Although we did not detect any immunological or alveolar abnormalities in AZI2-deficient mice, we discovered that they are osteoporotic. We found that c-Src activation is enhanced in AZI2-deficient osteoclasts, when they are stimulated by osteoclast survival factors such as M-CSF or OPN. Recently, it was reported that disruption of Hsp90-c-Src binding by 17-AAG stimulates c-Src activation (12), and previous studies also suggested that Cdc37 is critical for the Hsp90 inhibitory function on c-Src (13). Here, we demonstrate that AZI2 regulates the c-Src repressive activity of Hsp90 by directly binding to Cdc37. Moreover, because the expression of AZI2 gradually decreases during osteoclast differentiation, whereas the expression of Hsp90 and Cdc37 increases during this process, AZI2 expression levels might regulate the c-Src repressive activity of the Hsp90-Cdc37 complex.

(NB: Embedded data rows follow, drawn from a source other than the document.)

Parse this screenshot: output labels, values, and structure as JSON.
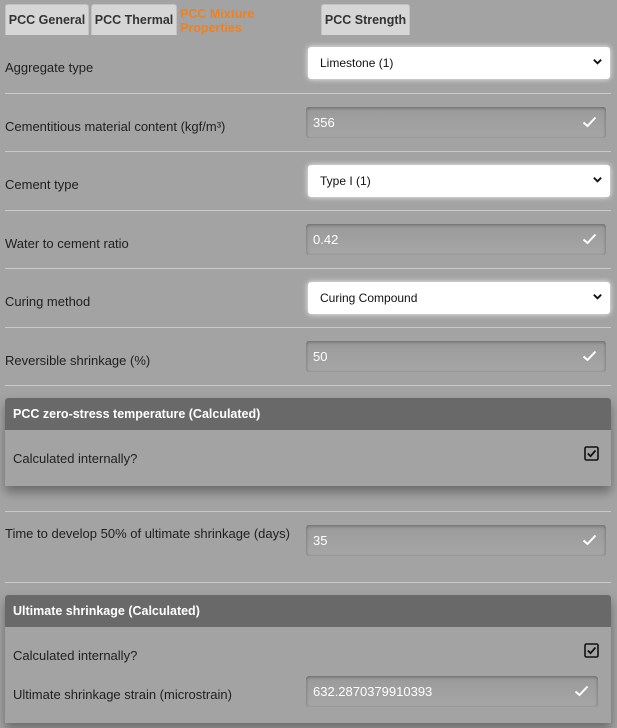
{
  "tabs": [
    {
      "label": "PCC General",
      "active": false
    },
    {
      "label": "PCC Thermal",
      "active": false
    },
    {
      "label": "PCC Mixture Properties",
      "active": true
    },
    {
      "label": "PCC Strength",
      "active": false
    }
  ],
  "form": {
    "aggregate_type": {
      "label": "Aggregate type",
      "value": "Limestone (1)"
    },
    "cementitious_content": {
      "label": "Cementitious material content (kgf/m³)",
      "value": "356"
    },
    "cement_type": {
      "label": "Cement type",
      "value": "Type I (1)"
    },
    "water_cement_ratio": {
      "label": "Water to cement ratio",
      "value": "0.42"
    },
    "curing_method": {
      "label": "Curing method",
      "value": "Curing Compound"
    },
    "reversible_shrinkage": {
      "label": "Reversible shrinkage (%)",
      "value": "50"
    },
    "zero_stress": {
      "title": "PCC zero-stress temperature (Calculated)",
      "calc_label": "Calculated internally?",
      "calc_checked": true
    },
    "time_50": {
      "label": "Time to develop 50% of ultimate shrinkage (days)",
      "value": "35"
    },
    "ultimate": {
      "title": "Ultimate shrinkage (Calculated)",
      "calc_label": "Calculated internally?",
      "calc_checked": true,
      "strain_label": "Ultimate shrinkage strain (microstrain)",
      "strain_value": "632.2870379910393"
    }
  },
  "colors": {
    "accent": "#ee8220",
    "header": "#696969",
    "background": "#a3a3a3"
  },
  "icons": {
    "field_valid": "check-icon",
    "select": "chevron-down-icon",
    "checkbox": "checkbox-checked-icon"
  }
}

In our previous knock-out study, we found that TANK negatively regulates osteoclast formation by suppressing the activation of TRAF6 (16). In this study, we show that AZI2, but not TBKBP1, also functions as a negative regulator of osteoclast formation by suppressing the activity c-Src. Therefore, we suggest that these TBK1-binding partner proteins are indispensable for proper bone homeostasis.

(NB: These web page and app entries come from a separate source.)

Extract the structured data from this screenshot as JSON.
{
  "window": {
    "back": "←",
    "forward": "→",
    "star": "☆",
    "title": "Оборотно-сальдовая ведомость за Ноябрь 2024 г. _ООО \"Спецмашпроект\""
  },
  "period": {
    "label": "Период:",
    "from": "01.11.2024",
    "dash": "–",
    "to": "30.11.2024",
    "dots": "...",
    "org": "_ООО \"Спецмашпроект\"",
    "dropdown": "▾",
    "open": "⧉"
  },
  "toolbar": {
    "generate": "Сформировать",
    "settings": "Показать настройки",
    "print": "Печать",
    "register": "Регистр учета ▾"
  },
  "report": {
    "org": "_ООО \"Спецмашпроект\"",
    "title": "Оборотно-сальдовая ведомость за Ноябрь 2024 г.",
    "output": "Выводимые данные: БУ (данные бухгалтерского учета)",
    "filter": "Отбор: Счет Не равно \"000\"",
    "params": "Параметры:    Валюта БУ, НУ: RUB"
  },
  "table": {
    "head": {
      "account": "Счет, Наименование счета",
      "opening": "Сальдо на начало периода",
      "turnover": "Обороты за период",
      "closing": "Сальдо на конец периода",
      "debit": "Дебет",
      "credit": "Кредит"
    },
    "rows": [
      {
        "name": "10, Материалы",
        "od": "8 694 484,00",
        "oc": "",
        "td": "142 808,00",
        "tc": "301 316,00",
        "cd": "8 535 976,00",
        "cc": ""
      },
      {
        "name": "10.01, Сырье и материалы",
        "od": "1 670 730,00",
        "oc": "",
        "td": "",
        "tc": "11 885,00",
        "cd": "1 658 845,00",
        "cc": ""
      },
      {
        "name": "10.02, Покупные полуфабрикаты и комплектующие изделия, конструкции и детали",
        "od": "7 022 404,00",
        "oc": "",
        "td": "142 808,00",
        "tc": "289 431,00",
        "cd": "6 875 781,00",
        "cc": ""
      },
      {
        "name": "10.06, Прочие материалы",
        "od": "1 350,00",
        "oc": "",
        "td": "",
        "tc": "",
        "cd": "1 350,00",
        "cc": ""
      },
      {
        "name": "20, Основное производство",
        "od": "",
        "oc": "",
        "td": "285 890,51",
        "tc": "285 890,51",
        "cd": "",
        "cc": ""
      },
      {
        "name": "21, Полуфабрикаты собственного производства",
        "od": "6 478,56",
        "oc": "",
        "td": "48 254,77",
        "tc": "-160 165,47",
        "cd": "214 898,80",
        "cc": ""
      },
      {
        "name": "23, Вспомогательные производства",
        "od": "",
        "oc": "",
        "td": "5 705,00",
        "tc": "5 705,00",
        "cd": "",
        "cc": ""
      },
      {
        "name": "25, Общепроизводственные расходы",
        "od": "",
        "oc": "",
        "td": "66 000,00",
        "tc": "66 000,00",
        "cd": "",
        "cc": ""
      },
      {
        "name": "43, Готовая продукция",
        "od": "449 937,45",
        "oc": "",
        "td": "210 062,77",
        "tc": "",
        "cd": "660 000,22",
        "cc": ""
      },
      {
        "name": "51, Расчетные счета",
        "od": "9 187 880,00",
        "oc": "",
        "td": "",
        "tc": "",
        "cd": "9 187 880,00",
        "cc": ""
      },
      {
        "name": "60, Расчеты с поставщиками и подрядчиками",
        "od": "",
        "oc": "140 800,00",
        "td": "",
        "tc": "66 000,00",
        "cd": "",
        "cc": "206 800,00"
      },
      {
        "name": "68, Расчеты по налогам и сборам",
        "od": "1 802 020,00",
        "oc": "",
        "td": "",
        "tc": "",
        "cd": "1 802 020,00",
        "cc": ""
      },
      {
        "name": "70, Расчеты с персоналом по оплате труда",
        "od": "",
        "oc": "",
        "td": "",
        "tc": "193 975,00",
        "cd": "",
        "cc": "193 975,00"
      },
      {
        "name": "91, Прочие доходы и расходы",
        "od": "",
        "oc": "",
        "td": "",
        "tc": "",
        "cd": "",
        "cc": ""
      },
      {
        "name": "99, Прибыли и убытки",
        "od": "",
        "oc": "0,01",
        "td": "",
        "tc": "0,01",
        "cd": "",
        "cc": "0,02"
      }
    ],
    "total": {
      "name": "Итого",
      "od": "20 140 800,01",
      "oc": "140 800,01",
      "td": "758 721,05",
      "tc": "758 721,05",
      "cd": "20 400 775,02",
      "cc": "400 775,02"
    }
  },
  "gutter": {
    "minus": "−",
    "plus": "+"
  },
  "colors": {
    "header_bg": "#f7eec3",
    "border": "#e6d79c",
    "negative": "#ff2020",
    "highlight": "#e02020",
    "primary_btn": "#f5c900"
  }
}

Although further experiments are required to understand the precise molecular mechanisms of AZI2 in osteoclastogenesis, our data clearly indicate that AZI2 plays a pivotal role by fine-tuning osteoclast survival. Moreover, our findings provide a basis for AZI2-stimulating therapeutic strategies to treat osteoporosis and rheumatoid arthritis.
We thank E. Kamada for secretarial assistance, and Y. Fujiwara and M. Kumagai for technical assistance.
The Abstract and Discussion contain two errors in the version of this article that was published on February 17, 2015 as a Paper in Press, which misrepresent the interpretation of the results. These errors have been corrected by replacing “We found that AZI2 promotes c-Src activity, by inhibiting the heat shock protein 90 (Hsp90)-a chaperone involved in c-Src dephosphorylation.” in the Abstract with “We found that AZI2 inhibits c-Src activity, by regulating the activation of heat shock protein 90 (Hsp90), a chaperone involved in c-Src dephosphorylation.” and by replacing “Here, we demonstrate that AZI2 inhibits the c-Src repressive activity of Hsp90, by directly binding to Cdc37.” with “Here, we demonstrate that AZI2 regulates the c-Src repressive activity of Hsp90, by directly binding to Cdc37.” in the Discussion.
*This work was supported by a research fellowship from the Japan Society for the Promotion of Science (JSPS) for the Promotion of Science for Young Scientists, JSPS KAKENHI for a grant-in-aid for challenging exploratory research, a grant from the Osaka University MEET project, a grant from the Astellas Foundation for Research on Metabolic Disorders, a grant from the Naito Foundation, a grant from the SENSHIN Medical Research Foundation, a grant from the Japan Intractable Disease Research Foundation, and a visionary research grant from Takeda Science Foundation (to K. M.).
3The abbreviations used are: